deprivation sends their bodies into survival mode. Sleeping becomes difficult. Metabolism slows to conserve energy. Brain and immune function suffer. The reproductive system grinds to a halt.”>Some may step onstage with so little body fat that the deprivation sends their bodies into survival mode. Sleeping becomes difficult. Metabolism slows to conserve energy. Brain and immune function suffer. The reproductive system grinds to a halt.
“The look of leanness that they reach is inhuman,” Pla said, “and completely unsustainable.”
The reasons: Why put themselves through this?
It’s rarely the money, as very few are able to support themselves with bodybuilding alone, Davies said.
For some, it’s the competition.
“I love training, and I love powerlifting and bodybuilding,” said Terry, 26. “But I will never sacrifice my femininity or my health for it, because I still have a life to live after this. I want kids. I want to have a family. It is risky behavior, but I’m doing the risky behavior in the most responsible way.”
Others are looking for a shortcut.
Three-time Olympia competitor Jamie Pinder, who is now a coach, said young bodybuilders, egged on by social media, reach for drugs as a pathway to instant gratification. “They are skipping over the foundations of training, the foundations of good nutrition, the foundations of rest and recovery,” she said. “Instead of having the mind-set of ‘I’m using these drugs so I can work harder,’ they’re thinking, ‘What drugs, how many drugs and what can I use so I can do the least amount of work?’”
Some chase success to places they hadn’t planned to go.
podcast that year that he didn’t need to use drugs “until it became my job.”
Some just like being big.
Schoenfeld said one bodybuilder told him he wanted to look like the Incredible Hulk. “I remember vividly his specific words,” he said. “‘I want to look like a comic book superhero.’”
Israetel, 38, began bodybuilding in high school and found he could put on muscle fairly easily. He said he did not use drugs until he was 27.
“I kept getting bigger,” he said, “and I thought, ‘Oh, I could look even bigger.’ And then I started reading muscle magazines, and I fell in love with the idea of just becoming a freak.”
Last year he placed second in the super-heavyweight division at the NPC Masters USA Championships, his best-ever finish, and just missed winning a pro card. He said he plans to compete for a few more years and hopes to achieve a certain look, then will be happy to stop.
“I’m almost to that size,” he said. “These are pictures that I’ll have forever, that I can look back on and say: ‘Wow, I really did the thing. I really looked the part, like the part that I was truly capable of looking — within reason.’”
He estimates that bodybuilding and the drugs he has taken for it will probably take five years off his life — less, he hopes, than those who take far more drugs than he does. And he said it will be worth it — “Barely, but yes.”

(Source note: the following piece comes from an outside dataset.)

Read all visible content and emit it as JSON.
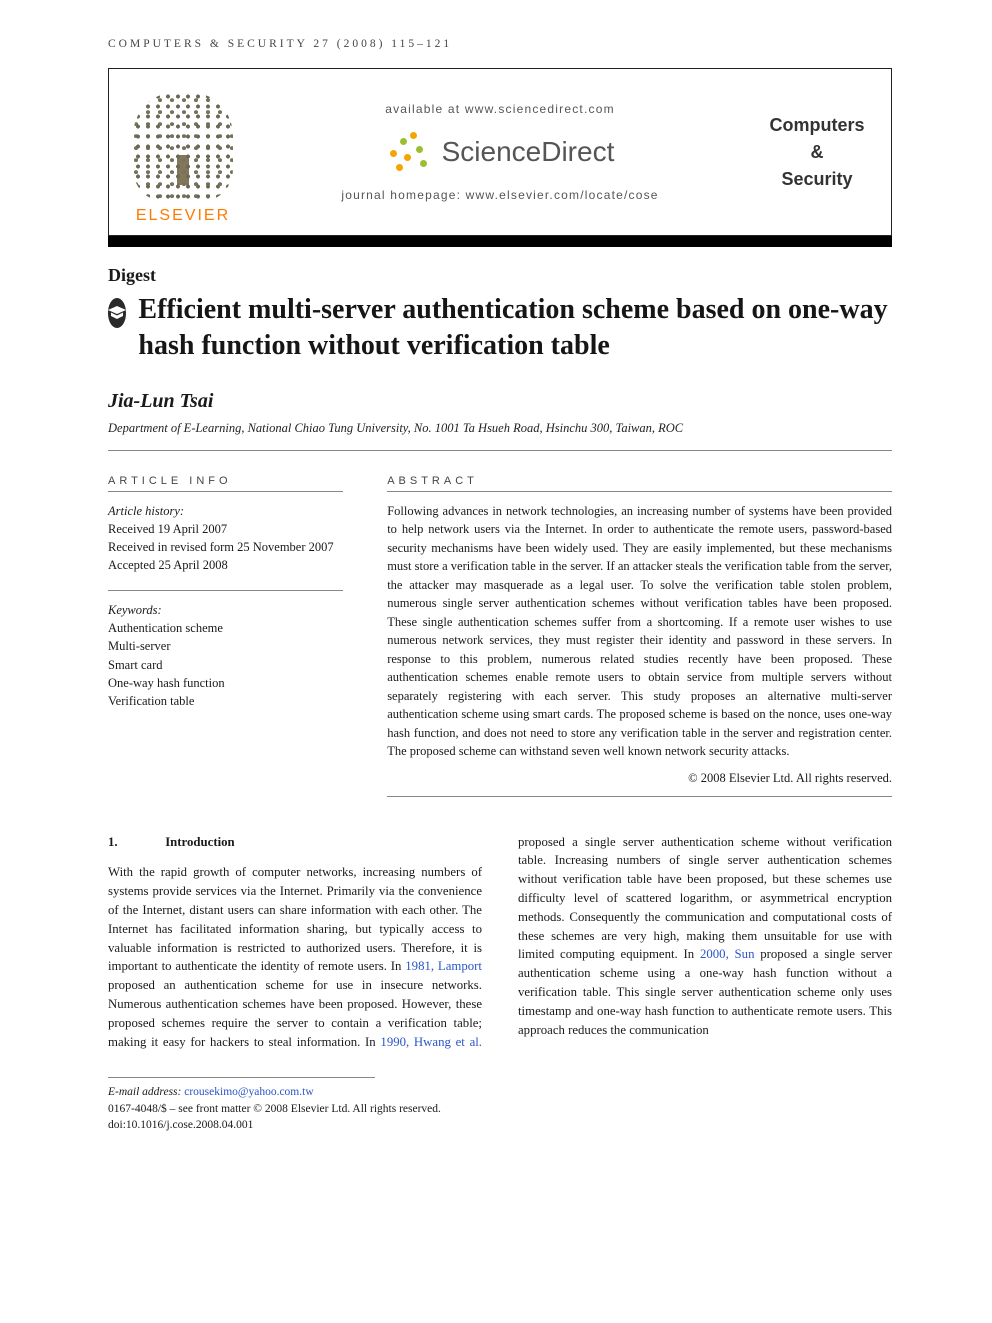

“If I wanted to live until I was 90 or 100,” he said, “I would absolutely have never taken steroids, or I sure as hell would’ve quit by now.”